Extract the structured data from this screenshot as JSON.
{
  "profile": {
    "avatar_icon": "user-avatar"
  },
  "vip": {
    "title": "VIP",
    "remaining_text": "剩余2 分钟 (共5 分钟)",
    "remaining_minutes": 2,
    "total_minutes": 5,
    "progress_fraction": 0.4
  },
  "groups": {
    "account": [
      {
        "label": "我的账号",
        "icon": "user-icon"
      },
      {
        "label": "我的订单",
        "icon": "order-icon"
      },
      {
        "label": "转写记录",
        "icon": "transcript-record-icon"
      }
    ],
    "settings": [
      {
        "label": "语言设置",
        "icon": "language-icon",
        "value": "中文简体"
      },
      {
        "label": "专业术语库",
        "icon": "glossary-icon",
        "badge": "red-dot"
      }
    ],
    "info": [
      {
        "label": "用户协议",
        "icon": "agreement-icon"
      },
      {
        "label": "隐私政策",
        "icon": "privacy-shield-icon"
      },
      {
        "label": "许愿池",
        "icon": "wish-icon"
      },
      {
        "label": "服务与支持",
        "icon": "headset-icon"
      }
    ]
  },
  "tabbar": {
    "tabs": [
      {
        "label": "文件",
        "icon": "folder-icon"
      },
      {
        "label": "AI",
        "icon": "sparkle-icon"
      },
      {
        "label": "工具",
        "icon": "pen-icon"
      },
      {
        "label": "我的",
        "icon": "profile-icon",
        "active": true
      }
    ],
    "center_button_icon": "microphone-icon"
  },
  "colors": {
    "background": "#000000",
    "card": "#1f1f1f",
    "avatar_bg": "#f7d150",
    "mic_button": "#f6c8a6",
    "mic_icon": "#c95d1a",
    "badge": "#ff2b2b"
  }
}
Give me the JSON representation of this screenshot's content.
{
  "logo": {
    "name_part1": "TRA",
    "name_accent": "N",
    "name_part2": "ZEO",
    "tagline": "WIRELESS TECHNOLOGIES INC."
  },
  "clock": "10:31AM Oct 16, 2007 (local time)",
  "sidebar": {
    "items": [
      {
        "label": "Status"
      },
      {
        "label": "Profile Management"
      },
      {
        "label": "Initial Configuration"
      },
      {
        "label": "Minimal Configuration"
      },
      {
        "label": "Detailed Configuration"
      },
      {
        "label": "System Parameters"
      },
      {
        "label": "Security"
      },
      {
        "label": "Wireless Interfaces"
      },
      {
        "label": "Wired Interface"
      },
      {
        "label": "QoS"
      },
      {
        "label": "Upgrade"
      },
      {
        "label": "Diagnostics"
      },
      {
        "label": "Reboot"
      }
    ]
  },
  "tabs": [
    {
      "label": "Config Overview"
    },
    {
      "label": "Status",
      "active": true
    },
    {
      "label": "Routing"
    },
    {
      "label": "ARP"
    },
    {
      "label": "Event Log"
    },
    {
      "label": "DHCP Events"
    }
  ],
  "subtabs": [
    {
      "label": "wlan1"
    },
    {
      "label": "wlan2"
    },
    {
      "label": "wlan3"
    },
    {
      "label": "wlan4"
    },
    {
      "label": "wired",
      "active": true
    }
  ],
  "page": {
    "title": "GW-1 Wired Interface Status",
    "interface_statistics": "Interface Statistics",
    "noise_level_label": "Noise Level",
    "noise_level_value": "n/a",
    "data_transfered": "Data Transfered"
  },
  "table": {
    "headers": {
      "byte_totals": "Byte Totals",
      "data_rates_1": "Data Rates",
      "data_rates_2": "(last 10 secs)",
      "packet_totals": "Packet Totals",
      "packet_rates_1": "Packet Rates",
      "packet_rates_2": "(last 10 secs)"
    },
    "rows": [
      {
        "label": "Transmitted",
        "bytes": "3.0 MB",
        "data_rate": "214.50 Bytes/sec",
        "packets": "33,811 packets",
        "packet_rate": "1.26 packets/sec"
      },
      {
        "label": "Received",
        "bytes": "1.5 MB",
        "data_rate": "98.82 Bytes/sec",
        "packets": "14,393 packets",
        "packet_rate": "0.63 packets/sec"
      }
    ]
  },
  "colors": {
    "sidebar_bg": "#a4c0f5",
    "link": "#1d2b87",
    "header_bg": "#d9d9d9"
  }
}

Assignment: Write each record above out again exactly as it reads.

Expected answer:
Extract the structured data from this screenshot as JSON.
{
  "profile": {
    "avatar_icon": "user-avatar"
  },
  "vip": {
    "title": "VIP",
    "remaining_text": "剩余2 分钟 (共5 分钟)",
    "remaining_minutes": 2,
    "total_minutes": 5,
    "progress_fraction": 0.4
  },
  "groups": {
    "account": [
      {
        "label": "我的账号",
        "icon": "user-icon"
      },
      {
        "label": "我的订单",
        "icon": "order-icon"
      },
      {
        "label": "转写记录",
        "icon": "transcript-record-icon"
      }
    ],
    "settings": [
      {
        "label": "语言设置",
        "icon": "language-icon",
        "value": "中文简体"
      },
      {
        "label": "专业术语库",
        "icon": "glossary-icon",
        "badge": "red-dot"
      }
    ],
    "info": [
      {
        "label": "用户协议",
        "icon": "agreement-icon"
      },
      {
        "label": "隐私政策",
        "icon": "privacy-shield-icon"
      },
      {
        "label": "许愿池",
        "icon": "wish-icon"
      },
      {
        "label": "服务与支持",
        "icon": "headset-icon"
      }
    ]
  },
  "tabbar": {
    "tabs": [
      {
        "label": "文件",
        "icon": "folder-icon"
      },
      {
        "label": "AI",
        "icon": "sparkle-icon"
      },
      {
        "label": "工具",
        "icon": "pen-icon"
      },
      {
        "label": "我的",
        "icon": "profile-icon",
        "active": true
      }
    ],
    "center_button_icon": "microphone-icon"
  },
  "colors": {
    "background": "#000000",
    "card": "#1f1f1f",
    "avatar_bg": "#f7d150",
    "mic_button": "#f6c8a6",
    "mic_icon": "#c95d1a",
    "badge": "#ff2b2b"
  }
}
Give me the JSON representation of this screenshot's content.
{
  "logo": {
    "name_part1": "TRA",
    "name_accent": "N",
    "name_part2": "ZEO",
    "tagline": "WIRELESS TECHNOLOGIES INC."
  },
  "clock": "10:31AM Oct 16, 2007 (local time)",
  "sidebar": {
    "items": [
      {
        "label": "Status"
      },
      {
        "label": "Profile Management"
      },
      {
        "label": "Initial Configuration"
      },
      {
        "label": "Minimal Configuration"
      },
      {
        "label": "Detailed Configuration"
      },
      {
        "label": "System Parameters"
      },
      {
        "label": "Security"
      },
      {
        "label": "Wireless Interfaces"
      },
      {
        "label": "Wired Interface"
      },
      {
        "label": "QoS"
      },
      {
        "label": "Upgrade"
      },
      {
        "label": "Diagnostics"
      },
      {
        "label": "Reboot"
      }
    ]
  },
  "tabs": [
    {
      "label": "Config Overview"
    },
    {
      "label": "Status",
      "active": true
    },
    {
      "label": "Routing"
    },
    {
      "label": "ARP"
    },
    {
      "label": "Event Log"
    },
    {
      "label": "DHCP Events"
    }
  ],
  "subtabs": [
    {
      "label": "wlan1"
    },
    {
      "label": "wlan2"
    },
    {
      "label": "wlan3"
    },
    {
      "label": "wlan4"
    },
    {
      "label": "wired",
      "active": true
    }
  ],
  "page": {
    "title": "GW-1 Wired Interface Status",
    "interface_statistics": "Interface Statistics",
    "noise_level_label": "Noise Level",
    "noise_level_value": "n/a",
    "data_transfered": "Data Transfered"
  },
  "table": {
    "headers": {
      "byte_totals": "Byte Totals",
      "data_rates_1": "Data Rates",
      "data_rates_2": "(last 10 secs)",
      "packet_totals": "Packet Totals",
      "packet_rates_1": "Packet Rates",
      "packet_rates_2": "(last 10 secs)"
    },
    "rows": [
      {
        "label": "Transmitted",
        "bytes": "3.0 MB",
        "data_rate": "214.50 Bytes/sec",
        "packets": "33,811 packets",
        "packet_rate": "1.26 packets/sec"
      },
      {
        "label": "Received",
        "bytes": "1.5 MB",
        "data_rate": "98.82 Bytes/sec",
        "packets": "14,393 packets",
        "packet_rate": "0.63 packets/sec"
      }
    ]
  },
  "colors": {
    "sidebar_bg": "#a4c0f5",
    "link": "#1d2b87",
    "header_bg": "#d9d9d9"
  }
}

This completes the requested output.